▶ _Task_
Images don't belong in the copy. Output the rest of the data exactly.

▶ _Information provided_
*****

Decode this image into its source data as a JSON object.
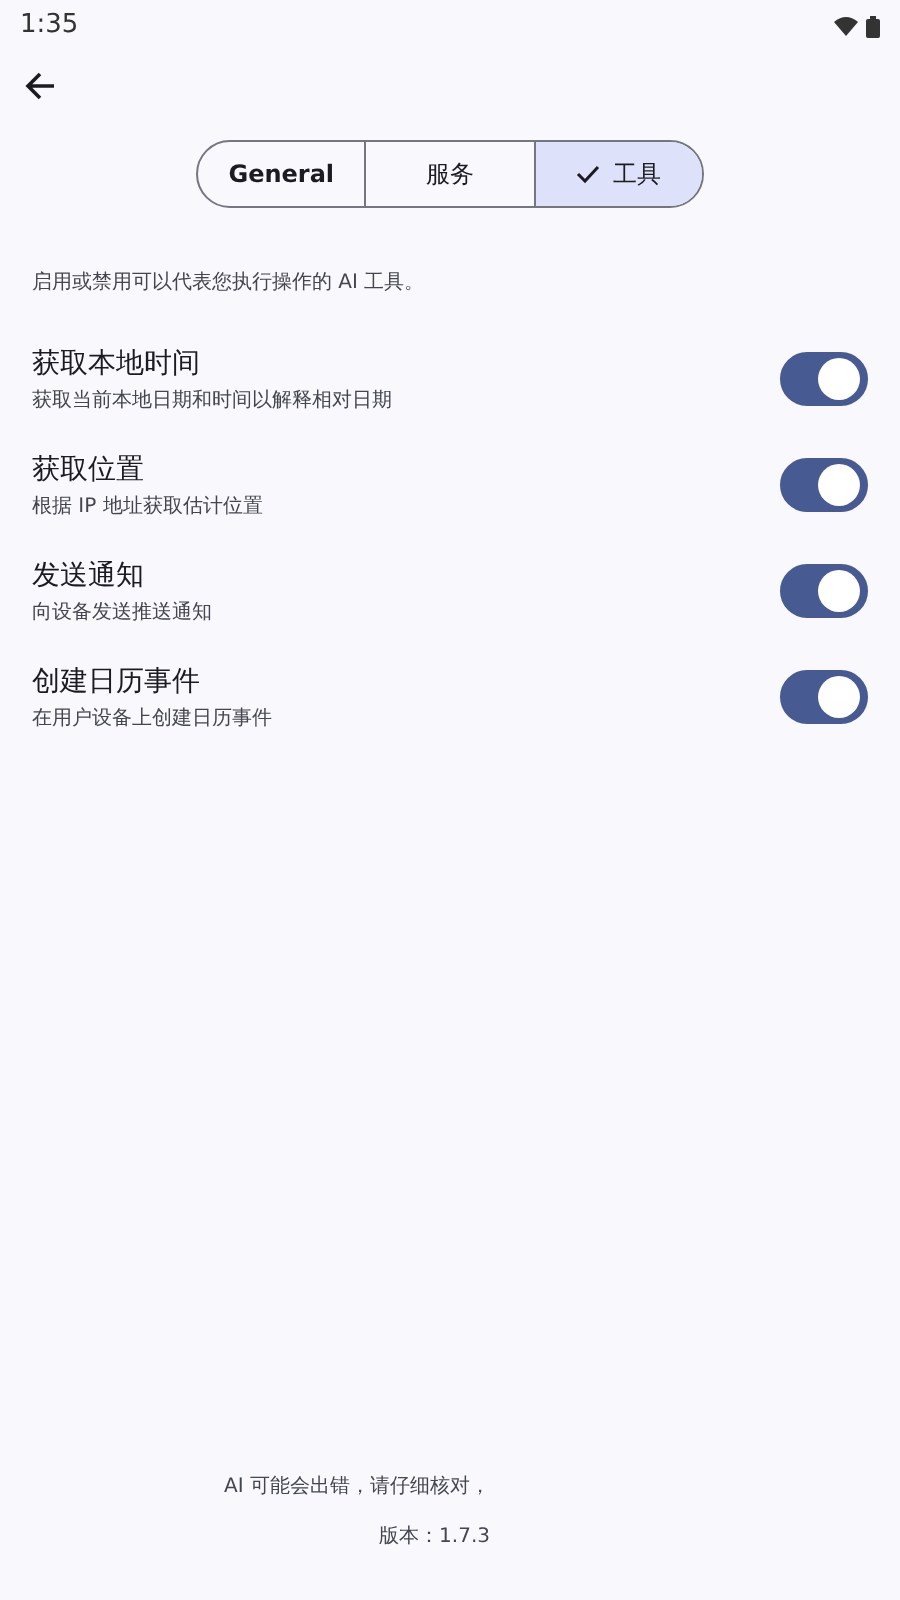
{
  "status_bar": {
    "time": "1:35"
  },
  "tabs": [
    {
      "label": "General",
      "selected": false
    },
    {
      "label": "服务",
      "selected": false
    },
    {
      "label": "工具",
      "selected": true
    }
  ],
  "description": "启用或禁用可以代表您执行操作的 AI 工具。",
  "tools": [
    {
      "title": "获取本地时间",
      "subtitle": "获取当前本地日期和时间以解释相对日期",
      "on": true
    },
    {
      "title": "获取位置",
      "subtitle": "根据 IP 地址获取估计位置",
      "on": true
    },
    {
      "title": "发送通知",
      "subtitle": "向设备发送推送通知",
      "on": true
    },
    {
      "title": "创建日历事件",
      "subtitle": "在用户设备上创建日历事件",
      "on": true
    }
  ],
  "footer": [
    "AI 可能会出错，请仔细核对，",
    "版本：1.7.3"
  ]
}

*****

▶ _Solved exercise_
Decode this image into its source data as a JSON object.
{
  "status_bar": {
    "time": "1:35"
  },
  "tabs": [
    {
      "label": "General",
      "selected": false
    },
    {
      "label": "服务",
      "selected": false
    },
    {
      "label": "工具",
      "selected": true
    }
  ],
  "description": "启用或禁用可以代表您执行操作的 AI 工具。",
  "tools": [
    {
      "title": "获取本地时间",
      "subtitle": "获取当前本地日期和时间以解释相对日期",
      "on": true
    },
    {
      "title": "获取位置",
      "subtitle": "根据 IP 地址获取估计位置",
      "on": true
    },
    {
      "title": "发送通知",
      "subtitle": "向设备发送推送通知",
      "on": true
    },
    {
      "title": "创建日历事件",
      "subtitle": "在用户设备上创建日历事件",
      "on": true
    }
  ],
  "footer": [
    "AI 可能会出错，请仔细核对，",
    "版本：1.7.3"
  ]
}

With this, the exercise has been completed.